▼

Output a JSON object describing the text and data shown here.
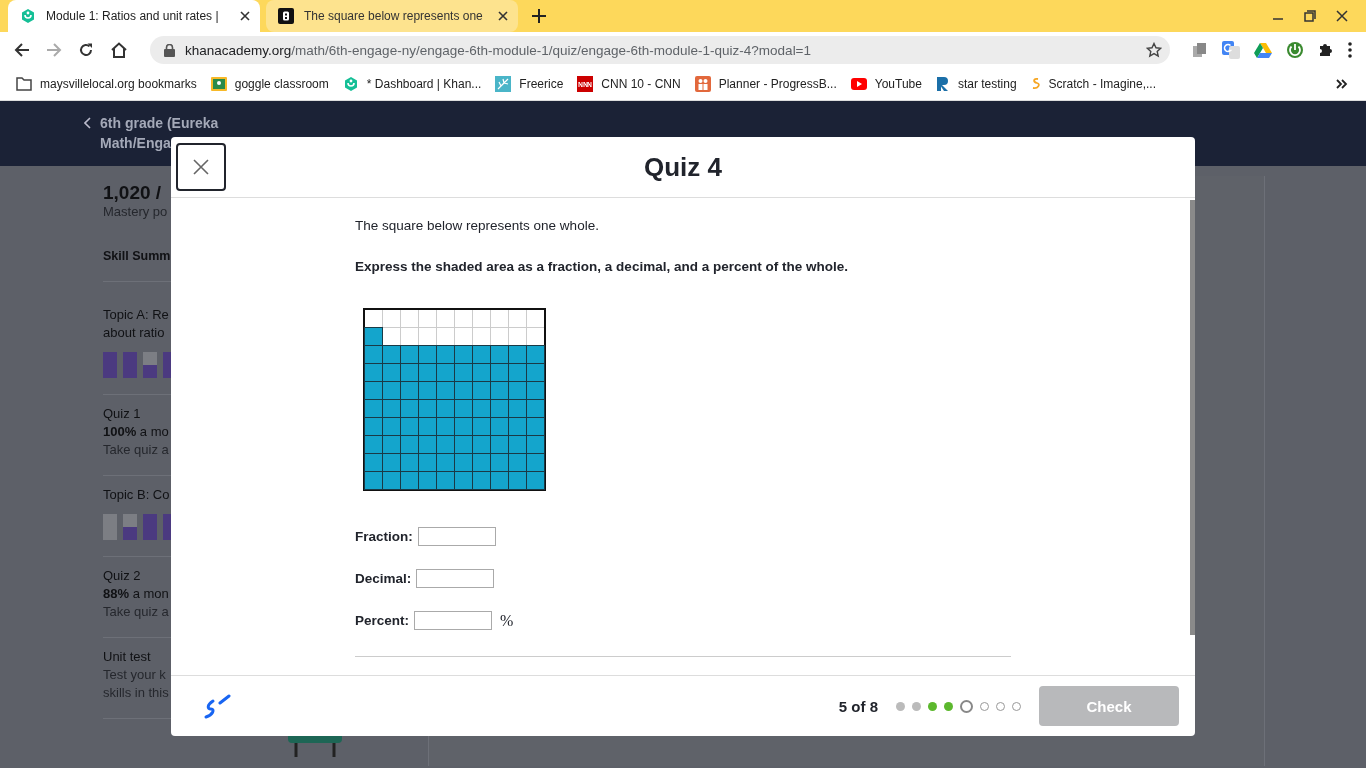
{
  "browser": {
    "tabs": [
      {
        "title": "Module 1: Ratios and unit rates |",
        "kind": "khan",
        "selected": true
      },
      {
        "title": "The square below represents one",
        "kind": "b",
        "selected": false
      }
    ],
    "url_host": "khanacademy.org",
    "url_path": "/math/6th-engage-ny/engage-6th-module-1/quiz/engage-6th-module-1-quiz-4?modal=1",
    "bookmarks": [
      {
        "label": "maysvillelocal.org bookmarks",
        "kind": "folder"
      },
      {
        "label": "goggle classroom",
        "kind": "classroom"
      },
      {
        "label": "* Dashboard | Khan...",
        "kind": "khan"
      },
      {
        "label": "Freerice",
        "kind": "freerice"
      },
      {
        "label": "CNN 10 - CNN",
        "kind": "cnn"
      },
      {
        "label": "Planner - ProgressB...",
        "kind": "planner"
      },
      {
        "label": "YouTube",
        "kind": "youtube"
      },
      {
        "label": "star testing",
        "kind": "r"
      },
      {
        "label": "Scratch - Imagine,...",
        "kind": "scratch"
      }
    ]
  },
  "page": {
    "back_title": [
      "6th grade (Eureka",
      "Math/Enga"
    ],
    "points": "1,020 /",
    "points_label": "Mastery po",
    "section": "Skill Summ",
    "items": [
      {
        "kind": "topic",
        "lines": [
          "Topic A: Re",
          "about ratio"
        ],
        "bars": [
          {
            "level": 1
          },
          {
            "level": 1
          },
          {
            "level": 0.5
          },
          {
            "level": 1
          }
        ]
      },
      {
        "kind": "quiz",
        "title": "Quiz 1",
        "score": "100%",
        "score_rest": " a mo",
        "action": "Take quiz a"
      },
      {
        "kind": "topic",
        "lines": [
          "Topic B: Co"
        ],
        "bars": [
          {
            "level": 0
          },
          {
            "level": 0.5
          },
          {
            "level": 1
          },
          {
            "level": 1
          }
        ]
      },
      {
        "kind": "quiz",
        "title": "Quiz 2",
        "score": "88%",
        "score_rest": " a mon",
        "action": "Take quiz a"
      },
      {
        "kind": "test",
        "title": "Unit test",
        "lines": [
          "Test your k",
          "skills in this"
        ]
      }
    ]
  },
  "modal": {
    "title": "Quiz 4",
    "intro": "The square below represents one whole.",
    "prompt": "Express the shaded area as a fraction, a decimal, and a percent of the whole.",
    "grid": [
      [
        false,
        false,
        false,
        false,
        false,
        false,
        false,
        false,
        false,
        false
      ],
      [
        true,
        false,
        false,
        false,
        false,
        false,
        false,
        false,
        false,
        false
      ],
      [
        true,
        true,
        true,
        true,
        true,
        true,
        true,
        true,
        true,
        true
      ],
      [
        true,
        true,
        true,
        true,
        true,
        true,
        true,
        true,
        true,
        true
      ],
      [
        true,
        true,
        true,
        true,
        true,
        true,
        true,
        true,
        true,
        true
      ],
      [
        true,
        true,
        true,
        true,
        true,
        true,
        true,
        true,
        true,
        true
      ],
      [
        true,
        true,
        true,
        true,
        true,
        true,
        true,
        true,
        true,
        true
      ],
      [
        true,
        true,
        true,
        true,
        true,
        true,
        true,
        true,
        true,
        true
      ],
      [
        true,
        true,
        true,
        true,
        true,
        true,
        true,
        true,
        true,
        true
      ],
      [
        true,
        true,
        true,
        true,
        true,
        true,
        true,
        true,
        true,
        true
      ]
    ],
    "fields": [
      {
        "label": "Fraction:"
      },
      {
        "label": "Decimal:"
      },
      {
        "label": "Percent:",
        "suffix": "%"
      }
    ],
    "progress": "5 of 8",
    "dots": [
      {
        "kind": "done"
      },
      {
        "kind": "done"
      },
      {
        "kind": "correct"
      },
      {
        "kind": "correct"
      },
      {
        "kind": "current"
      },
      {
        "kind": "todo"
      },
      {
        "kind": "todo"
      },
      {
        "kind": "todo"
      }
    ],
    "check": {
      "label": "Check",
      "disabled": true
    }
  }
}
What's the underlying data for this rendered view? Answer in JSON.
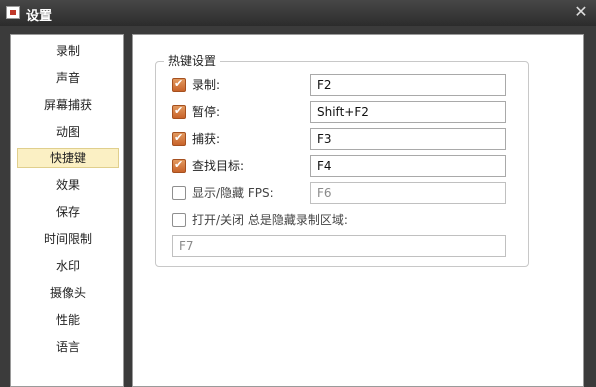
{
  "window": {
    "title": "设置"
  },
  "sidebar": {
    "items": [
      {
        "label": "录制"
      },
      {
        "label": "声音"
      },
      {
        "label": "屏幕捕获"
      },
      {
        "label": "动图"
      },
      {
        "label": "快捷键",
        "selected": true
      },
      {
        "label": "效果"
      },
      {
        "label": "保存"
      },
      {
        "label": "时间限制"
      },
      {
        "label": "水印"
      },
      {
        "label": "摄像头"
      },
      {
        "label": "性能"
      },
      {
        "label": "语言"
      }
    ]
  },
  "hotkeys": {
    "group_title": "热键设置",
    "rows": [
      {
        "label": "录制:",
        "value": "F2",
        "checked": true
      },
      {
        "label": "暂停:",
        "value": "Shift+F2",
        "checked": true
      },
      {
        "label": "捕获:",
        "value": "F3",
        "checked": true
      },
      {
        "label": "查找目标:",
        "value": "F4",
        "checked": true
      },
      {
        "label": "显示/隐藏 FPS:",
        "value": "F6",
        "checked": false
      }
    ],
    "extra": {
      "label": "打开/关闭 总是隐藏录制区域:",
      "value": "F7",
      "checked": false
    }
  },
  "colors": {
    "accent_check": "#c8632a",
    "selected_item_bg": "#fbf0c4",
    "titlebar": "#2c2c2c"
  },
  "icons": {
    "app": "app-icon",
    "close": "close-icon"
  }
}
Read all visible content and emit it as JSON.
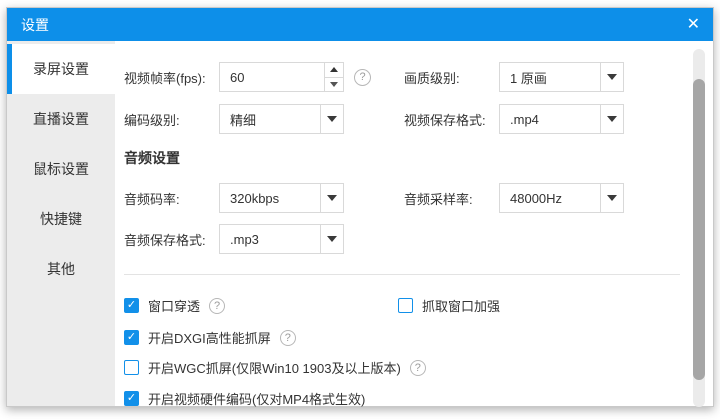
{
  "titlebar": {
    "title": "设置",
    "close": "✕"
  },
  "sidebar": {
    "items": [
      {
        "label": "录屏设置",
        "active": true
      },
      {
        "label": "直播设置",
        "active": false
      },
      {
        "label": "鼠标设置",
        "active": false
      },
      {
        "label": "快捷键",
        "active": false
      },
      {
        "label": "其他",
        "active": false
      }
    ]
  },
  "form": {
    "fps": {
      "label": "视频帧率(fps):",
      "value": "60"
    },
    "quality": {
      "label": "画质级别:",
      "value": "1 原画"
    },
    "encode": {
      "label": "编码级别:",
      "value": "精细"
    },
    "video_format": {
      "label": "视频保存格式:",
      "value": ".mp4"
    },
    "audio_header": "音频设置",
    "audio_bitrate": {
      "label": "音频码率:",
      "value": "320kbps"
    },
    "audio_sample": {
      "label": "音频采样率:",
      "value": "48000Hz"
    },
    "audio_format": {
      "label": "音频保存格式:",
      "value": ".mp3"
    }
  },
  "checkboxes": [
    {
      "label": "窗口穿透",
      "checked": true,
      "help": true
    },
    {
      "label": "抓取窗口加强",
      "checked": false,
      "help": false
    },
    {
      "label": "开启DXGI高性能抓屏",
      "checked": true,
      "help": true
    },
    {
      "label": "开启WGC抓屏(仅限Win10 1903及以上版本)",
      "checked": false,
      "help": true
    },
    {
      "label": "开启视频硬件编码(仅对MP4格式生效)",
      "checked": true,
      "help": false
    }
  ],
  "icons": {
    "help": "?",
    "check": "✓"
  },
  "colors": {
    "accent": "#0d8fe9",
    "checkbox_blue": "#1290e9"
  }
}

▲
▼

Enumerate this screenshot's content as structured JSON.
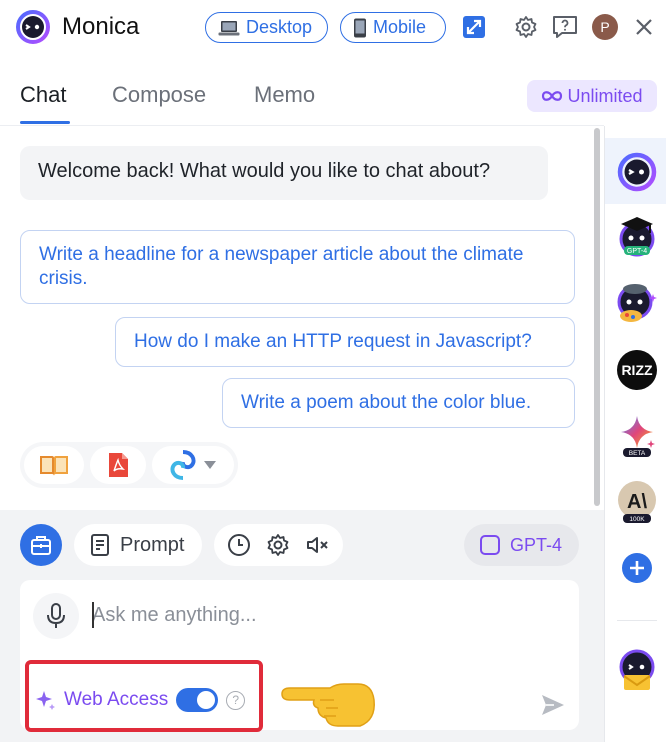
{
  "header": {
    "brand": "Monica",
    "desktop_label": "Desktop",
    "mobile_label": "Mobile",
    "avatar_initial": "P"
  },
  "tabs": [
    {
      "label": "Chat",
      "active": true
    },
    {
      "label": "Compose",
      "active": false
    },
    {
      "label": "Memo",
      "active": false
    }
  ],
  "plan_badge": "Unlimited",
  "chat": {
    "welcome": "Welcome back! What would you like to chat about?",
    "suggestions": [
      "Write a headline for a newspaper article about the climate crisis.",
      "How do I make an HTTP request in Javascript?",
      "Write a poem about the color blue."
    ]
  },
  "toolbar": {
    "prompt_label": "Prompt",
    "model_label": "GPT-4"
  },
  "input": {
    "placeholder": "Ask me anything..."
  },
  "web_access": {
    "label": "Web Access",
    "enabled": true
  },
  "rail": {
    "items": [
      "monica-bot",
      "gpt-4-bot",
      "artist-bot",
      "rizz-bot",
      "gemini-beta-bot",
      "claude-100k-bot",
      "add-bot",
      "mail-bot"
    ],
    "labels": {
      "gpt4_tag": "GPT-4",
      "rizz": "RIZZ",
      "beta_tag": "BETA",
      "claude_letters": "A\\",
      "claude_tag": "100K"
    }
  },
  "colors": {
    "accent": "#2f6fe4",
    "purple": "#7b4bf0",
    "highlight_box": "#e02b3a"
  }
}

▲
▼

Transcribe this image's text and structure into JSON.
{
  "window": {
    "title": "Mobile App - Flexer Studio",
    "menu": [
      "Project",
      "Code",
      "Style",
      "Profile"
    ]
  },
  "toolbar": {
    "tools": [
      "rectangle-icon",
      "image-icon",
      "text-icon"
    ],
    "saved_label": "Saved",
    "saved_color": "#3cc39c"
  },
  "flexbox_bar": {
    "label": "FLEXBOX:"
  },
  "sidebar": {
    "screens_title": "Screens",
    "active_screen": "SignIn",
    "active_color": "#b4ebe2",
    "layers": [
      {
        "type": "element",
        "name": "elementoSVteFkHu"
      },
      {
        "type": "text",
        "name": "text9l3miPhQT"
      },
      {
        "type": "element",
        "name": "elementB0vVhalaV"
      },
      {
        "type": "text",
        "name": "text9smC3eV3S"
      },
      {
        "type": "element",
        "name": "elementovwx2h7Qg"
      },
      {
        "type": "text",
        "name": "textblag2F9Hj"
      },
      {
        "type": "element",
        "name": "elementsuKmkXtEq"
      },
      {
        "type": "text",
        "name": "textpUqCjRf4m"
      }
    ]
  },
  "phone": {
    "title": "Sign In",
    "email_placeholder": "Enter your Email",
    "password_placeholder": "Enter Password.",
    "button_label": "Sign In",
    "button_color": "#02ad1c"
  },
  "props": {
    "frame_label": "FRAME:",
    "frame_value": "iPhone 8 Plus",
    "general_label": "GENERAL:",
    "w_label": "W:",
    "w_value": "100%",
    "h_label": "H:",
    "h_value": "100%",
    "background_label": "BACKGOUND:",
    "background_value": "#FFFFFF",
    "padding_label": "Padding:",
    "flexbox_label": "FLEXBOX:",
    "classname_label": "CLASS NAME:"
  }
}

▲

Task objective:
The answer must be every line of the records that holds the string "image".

Answer to this exercise:
Transcribe this image's text and structure into JSON.
      "image-icon",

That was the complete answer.